For decades weather books have been produced in three different genres: A) anecdotal illustrated books for the general public; B) introductory textbooks for college undergraduates; and C) highly complex titles for researchers. The Weather Forecasting Handbook breaks these stereotypes by delivering a practical forecasting manual that's neither dumbed down nor filled with tons of math. It's perfect for any weather fanatic who wants an "insider's guide" on how to interpret the numerous forecasting charts now found on the Internet. It also makes a valuable reference guide for professionals. The book touches on important fundamentals, then leads the reader on a very readable overview of dynamics, barotropic systems, baroclinic systems, air masses, numerical forecasting, weather phenomena, and operational forecasting. It succinctly summarizes important forecast concepts and techniques that are used on a daily basis throughout the National Weather Service. The book contains over a hundred illustrations, showing key concepts and real-life examples of different weather systems, from heat lows to polar highs.

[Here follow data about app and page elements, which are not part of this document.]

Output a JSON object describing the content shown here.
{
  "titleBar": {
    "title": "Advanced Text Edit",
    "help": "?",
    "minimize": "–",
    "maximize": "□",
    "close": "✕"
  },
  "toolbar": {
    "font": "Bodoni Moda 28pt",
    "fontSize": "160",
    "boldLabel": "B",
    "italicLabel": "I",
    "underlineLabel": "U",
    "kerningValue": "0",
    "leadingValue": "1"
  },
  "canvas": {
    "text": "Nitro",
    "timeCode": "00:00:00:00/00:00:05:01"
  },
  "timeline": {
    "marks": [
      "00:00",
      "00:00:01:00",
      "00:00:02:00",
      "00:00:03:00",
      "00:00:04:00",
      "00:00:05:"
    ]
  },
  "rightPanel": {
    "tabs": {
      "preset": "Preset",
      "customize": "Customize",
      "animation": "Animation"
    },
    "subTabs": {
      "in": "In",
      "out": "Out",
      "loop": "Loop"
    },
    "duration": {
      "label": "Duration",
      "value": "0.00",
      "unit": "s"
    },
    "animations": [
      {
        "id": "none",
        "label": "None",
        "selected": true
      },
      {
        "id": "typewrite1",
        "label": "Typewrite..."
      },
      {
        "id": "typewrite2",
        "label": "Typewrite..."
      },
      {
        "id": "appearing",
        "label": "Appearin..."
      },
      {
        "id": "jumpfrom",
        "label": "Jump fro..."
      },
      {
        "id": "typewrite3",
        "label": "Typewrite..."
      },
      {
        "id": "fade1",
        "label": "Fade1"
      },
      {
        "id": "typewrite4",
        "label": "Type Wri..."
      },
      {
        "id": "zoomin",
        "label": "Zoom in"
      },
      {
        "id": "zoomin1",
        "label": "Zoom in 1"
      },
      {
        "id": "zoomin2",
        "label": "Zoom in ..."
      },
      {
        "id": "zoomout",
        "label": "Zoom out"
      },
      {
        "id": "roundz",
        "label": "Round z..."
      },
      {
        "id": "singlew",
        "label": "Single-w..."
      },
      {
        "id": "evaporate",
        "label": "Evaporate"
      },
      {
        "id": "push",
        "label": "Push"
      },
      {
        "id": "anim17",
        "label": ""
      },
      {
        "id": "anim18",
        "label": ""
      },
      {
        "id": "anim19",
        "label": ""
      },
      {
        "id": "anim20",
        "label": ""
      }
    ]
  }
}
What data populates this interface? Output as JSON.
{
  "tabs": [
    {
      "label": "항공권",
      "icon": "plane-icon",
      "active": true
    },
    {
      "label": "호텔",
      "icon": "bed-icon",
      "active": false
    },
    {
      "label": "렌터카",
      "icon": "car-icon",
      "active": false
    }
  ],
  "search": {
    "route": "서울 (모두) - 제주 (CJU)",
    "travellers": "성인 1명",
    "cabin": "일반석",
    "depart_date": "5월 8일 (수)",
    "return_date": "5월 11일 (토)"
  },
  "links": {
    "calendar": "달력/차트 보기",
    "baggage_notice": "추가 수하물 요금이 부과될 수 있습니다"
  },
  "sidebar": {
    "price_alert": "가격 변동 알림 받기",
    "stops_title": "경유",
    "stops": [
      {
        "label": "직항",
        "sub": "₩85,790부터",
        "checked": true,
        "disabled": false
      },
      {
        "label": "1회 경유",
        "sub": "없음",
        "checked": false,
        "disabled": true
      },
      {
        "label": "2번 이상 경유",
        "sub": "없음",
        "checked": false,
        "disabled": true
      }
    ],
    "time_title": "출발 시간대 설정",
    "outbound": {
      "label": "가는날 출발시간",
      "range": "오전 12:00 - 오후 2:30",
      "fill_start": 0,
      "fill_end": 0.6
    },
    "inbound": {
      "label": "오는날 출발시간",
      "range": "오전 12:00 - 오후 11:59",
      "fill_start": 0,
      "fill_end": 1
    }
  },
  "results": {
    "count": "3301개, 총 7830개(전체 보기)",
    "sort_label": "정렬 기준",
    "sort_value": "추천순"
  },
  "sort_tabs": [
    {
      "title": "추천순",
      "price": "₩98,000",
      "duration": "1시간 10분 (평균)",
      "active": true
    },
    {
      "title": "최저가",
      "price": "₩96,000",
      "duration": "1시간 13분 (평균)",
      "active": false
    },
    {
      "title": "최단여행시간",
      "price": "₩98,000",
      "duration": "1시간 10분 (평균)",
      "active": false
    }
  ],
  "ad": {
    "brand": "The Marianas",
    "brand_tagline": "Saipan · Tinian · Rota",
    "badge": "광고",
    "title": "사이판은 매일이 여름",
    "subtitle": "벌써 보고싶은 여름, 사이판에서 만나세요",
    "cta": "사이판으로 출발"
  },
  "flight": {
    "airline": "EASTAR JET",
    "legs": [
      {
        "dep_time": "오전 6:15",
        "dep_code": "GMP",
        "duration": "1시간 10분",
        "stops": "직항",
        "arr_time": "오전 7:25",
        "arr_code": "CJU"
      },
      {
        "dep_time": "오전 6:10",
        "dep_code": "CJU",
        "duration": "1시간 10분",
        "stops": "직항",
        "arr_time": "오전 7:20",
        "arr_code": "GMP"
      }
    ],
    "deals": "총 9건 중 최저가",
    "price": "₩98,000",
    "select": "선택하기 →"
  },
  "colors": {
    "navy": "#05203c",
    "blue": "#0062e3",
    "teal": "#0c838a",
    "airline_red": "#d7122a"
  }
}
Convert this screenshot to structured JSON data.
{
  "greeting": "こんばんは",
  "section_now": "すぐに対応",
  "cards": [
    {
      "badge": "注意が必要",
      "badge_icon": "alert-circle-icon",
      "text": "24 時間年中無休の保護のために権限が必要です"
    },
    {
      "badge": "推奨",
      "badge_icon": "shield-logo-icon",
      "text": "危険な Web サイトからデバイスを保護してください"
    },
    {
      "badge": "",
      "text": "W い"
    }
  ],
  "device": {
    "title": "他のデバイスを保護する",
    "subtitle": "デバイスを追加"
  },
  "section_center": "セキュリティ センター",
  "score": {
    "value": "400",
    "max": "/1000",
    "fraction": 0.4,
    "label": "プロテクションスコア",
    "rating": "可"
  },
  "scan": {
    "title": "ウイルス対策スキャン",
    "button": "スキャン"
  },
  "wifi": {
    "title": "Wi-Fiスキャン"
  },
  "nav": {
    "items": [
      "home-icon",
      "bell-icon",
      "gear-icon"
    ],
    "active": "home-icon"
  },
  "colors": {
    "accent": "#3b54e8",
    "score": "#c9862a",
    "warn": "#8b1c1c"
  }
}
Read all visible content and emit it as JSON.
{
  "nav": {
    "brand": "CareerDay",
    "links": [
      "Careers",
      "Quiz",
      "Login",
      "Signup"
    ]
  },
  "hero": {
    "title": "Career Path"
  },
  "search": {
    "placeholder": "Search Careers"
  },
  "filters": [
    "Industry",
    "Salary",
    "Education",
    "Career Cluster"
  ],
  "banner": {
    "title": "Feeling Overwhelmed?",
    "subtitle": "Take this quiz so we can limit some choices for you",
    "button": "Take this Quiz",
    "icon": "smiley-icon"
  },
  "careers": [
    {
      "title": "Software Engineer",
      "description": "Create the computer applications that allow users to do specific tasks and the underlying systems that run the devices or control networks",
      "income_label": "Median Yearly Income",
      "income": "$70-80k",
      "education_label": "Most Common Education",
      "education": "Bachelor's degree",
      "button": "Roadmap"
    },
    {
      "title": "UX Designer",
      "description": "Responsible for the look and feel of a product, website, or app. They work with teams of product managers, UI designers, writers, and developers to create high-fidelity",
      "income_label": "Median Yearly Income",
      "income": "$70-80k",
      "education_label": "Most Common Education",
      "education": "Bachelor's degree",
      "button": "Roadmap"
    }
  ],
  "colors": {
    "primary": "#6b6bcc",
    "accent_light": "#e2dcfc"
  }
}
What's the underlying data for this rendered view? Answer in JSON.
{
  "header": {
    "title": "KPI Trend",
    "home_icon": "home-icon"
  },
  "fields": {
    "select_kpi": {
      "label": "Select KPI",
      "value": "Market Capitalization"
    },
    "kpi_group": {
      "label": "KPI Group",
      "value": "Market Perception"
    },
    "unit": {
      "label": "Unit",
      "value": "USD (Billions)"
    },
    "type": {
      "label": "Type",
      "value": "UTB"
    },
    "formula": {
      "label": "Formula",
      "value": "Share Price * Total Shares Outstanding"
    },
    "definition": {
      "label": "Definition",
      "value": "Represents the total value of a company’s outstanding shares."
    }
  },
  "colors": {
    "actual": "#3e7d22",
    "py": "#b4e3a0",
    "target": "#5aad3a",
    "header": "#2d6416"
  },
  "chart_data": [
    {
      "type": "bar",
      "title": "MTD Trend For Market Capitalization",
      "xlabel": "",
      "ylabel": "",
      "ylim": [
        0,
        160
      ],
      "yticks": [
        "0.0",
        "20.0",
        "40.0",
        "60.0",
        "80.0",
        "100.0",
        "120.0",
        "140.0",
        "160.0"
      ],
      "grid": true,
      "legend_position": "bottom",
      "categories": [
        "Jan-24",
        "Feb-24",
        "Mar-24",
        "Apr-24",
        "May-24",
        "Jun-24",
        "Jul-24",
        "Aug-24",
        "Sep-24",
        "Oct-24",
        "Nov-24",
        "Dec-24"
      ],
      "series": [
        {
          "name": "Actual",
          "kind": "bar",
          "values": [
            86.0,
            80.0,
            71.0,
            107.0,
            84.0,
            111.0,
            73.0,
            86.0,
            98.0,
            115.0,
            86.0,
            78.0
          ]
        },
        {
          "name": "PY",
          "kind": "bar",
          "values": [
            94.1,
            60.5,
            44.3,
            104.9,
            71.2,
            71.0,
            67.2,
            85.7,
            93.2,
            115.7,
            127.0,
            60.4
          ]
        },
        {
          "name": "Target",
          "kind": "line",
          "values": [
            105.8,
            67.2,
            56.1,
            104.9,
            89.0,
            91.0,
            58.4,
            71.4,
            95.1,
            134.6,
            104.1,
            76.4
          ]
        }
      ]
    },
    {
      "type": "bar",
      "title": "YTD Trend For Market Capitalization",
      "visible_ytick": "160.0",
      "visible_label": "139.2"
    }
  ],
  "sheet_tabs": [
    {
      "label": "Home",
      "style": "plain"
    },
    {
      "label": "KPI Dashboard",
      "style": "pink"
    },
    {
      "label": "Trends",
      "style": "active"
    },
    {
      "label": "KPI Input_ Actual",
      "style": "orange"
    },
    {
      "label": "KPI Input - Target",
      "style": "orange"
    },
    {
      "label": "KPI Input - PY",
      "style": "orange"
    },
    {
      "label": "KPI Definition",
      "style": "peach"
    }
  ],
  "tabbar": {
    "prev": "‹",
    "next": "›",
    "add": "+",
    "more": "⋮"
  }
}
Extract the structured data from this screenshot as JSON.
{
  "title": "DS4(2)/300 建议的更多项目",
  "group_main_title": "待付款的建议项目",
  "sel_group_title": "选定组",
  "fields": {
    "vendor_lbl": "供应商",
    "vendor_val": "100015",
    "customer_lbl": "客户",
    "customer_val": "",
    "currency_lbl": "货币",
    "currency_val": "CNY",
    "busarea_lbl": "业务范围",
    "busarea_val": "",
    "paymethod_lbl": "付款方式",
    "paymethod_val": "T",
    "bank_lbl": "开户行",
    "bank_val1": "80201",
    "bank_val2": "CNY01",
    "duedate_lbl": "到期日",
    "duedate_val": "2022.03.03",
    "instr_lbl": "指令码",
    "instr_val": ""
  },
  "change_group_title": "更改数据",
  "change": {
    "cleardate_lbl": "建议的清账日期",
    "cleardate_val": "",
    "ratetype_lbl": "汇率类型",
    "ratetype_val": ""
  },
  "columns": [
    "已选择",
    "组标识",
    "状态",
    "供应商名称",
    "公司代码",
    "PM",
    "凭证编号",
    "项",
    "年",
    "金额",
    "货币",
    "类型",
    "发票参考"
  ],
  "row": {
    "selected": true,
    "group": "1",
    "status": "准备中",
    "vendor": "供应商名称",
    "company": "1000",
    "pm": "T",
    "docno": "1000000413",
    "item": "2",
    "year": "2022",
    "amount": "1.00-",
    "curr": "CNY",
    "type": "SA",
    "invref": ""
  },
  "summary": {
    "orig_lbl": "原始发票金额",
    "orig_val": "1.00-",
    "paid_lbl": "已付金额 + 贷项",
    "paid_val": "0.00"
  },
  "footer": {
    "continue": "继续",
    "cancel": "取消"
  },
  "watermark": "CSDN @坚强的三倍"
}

The Weather Forecasting Handbook is a must-have for all meteorology students, advanced weather hobbyists, professionals, weathercasters, storm chasers, sailors, and pilots. Whether you want to know how a short wave works, how to find a front, what isentropic surfaces are, how to analyze a 500-millibar chart, what type of vertical motion to expect around jet streaks, or why a high pressure area is building, the Weather Forecasting Handbook's no-nonsense approach will give you a solid foundation to understanding everyday forecasting problems.